TEL AVIV — Hundreds of air warriors and technicians from Israel, the US, Greece and Poland concluded here Thursday a two-week drill designed to hone the type of joint planning, targeting and coordinated command-and-control demanded by coalitions operating in complex Mideast theaters.
Blue Flag 2015 was the second and by far most extensive biannual drill hosted by the Israel Air Force (IAF) and monitored by officers and attaches from 34 countries, including Austria, Britain, Canada and France.
It involved dozens of F-15 and F-16 fighters flying nearly 250 sorties over much of the country in scenarios that simulated air to air-battles and attacks on fixed and moving targets amid threats from surface-to-air missile batteries and shoulder-fired missiles.
Day and night flights took place in harsh autumn storms, where participants practiced aerial refueling and complicated bomb damage assessment under unusually challenging conditions.
IAF Capt. Gil, head of the service's international exercises branch, said Blue Flag took eight months to plan, and involved direct input by all participating nations. "We met with all the countries, asked them what are their operational challenges back home, what their needs are, and what capabilities they could bring to the table."
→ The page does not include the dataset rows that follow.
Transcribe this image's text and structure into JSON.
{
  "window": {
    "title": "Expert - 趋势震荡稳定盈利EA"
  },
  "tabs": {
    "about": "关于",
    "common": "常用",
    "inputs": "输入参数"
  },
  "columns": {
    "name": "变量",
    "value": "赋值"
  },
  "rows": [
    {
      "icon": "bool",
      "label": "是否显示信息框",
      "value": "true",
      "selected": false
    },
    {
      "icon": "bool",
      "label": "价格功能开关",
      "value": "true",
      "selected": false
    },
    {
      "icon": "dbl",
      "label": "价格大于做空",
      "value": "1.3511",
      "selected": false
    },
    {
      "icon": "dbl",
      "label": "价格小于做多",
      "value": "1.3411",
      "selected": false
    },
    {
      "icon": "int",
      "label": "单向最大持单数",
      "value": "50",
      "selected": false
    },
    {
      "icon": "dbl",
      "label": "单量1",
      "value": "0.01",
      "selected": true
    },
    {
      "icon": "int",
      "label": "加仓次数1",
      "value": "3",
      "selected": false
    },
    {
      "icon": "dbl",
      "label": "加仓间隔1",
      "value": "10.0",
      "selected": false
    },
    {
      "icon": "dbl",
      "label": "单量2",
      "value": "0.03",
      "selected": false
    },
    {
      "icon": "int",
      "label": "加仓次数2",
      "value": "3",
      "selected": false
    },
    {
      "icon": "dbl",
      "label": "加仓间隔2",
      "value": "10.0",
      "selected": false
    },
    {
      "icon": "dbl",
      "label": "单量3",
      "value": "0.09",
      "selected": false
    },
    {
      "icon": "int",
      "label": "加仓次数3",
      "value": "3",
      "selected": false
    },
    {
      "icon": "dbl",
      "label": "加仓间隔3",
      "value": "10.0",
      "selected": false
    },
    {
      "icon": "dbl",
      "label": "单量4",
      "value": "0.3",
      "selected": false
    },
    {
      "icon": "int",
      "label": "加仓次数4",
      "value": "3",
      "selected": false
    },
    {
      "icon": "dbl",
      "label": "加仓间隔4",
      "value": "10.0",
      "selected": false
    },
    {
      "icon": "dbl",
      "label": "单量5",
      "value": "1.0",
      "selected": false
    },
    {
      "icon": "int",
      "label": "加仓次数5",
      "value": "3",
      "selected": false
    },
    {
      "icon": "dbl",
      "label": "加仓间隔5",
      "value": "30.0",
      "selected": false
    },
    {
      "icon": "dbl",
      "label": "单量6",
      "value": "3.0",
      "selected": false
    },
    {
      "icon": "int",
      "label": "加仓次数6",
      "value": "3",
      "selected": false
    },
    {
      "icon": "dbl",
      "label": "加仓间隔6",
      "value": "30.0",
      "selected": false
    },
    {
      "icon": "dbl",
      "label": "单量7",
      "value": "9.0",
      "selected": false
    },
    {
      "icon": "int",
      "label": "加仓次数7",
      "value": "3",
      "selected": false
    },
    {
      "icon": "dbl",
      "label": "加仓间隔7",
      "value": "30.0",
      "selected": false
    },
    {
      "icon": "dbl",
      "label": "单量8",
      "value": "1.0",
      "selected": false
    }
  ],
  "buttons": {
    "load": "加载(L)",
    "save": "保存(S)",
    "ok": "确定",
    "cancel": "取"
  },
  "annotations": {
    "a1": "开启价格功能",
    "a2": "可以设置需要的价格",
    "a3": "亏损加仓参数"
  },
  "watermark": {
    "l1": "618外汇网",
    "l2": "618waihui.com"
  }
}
"We started with familiarization flights of Israeli airspace, followed by warmup for more elaborate exercises," said Gil, whose last name was withheld for security reasons.
"By the second week, it was much more challenging missions that required cooperation and coordination not only in flight, but throughout the entire cycle, from planning the mission, executing it, debriefing it and knowing how they did."
Blue Flag 2015 was the biggest aerial exercise in the history of the IAF in which multiple foreign forces took part and practiced coalition flying in extreme scenarios.
Photo Credit: Israeli Air Force
The IAF officer noted that unlike most multinational exercises, "which are very rigid; it's their way or the highway," the IAF put great emphasis on customizing the drill to participant needs. "We put great emphasis on planning together, briefing together and how to learn from one another," he said.
"This exercise, now looking back over the past two weeks, we can say we put our money where our mouth is," said Gil. "We utilized all the airspace that the IAF could offer. We provided state of the art enemy simulations, debriefing technologies … and coalition-based scenarios where all the planning and flying was done together."
Enemy air power was provided by the IAF's Red Team Flying Dragon squadron to reinforce unity and interoperability among participating nations. "At no point in the exercise did we fly against each other," said Gil.
The IAF officer said he was not authorized to discuss costs of the drill, or cost-sharing arrangements worked out among participating nations. "We have non-disclosure agreements with participating countries," he told Defense News.
"This was a very unique exercise in a very important part of the world," Lt. Col. John Straton, commander of an F-15 squadron from US Air Forces Europe, told the IAF website.
The next Blue Flag will be held in 2017.